What to do
A line belongs in the answer if it contains "flag"; copy every such line from the entries below.

Website and app data records

______

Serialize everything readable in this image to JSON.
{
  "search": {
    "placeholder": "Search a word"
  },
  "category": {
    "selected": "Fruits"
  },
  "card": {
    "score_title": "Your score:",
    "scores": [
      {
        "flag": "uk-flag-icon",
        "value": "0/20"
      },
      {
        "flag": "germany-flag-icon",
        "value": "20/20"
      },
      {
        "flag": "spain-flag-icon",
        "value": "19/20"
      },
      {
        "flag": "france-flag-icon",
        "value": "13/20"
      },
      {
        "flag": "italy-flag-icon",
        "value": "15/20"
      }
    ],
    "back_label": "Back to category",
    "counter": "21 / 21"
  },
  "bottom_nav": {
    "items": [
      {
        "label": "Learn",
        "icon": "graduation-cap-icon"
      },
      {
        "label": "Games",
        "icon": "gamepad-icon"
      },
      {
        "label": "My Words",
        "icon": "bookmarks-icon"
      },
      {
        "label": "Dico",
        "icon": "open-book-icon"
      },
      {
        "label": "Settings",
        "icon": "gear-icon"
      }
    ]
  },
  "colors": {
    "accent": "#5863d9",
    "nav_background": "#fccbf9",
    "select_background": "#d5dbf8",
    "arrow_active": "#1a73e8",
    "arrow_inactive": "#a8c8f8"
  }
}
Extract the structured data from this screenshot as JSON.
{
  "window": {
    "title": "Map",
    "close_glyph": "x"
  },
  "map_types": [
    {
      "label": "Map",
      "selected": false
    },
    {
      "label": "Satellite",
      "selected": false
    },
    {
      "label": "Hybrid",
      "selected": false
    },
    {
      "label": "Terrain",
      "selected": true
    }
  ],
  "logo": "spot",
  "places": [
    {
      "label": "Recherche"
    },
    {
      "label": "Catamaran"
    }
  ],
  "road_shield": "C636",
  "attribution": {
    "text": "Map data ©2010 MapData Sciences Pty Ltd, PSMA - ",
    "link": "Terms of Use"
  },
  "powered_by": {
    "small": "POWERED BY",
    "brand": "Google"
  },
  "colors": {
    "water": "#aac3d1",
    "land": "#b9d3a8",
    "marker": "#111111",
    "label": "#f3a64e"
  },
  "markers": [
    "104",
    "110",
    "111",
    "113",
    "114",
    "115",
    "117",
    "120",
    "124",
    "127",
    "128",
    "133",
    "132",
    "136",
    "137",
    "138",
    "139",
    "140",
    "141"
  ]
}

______

Solution
        "flag": "uk-flag-icon",
        "flag": "germany-flag-icon",
        "flag": "spain-flag-icon",
        "flag": "france-flag-icon",
        "flag": "italy-flag-icon",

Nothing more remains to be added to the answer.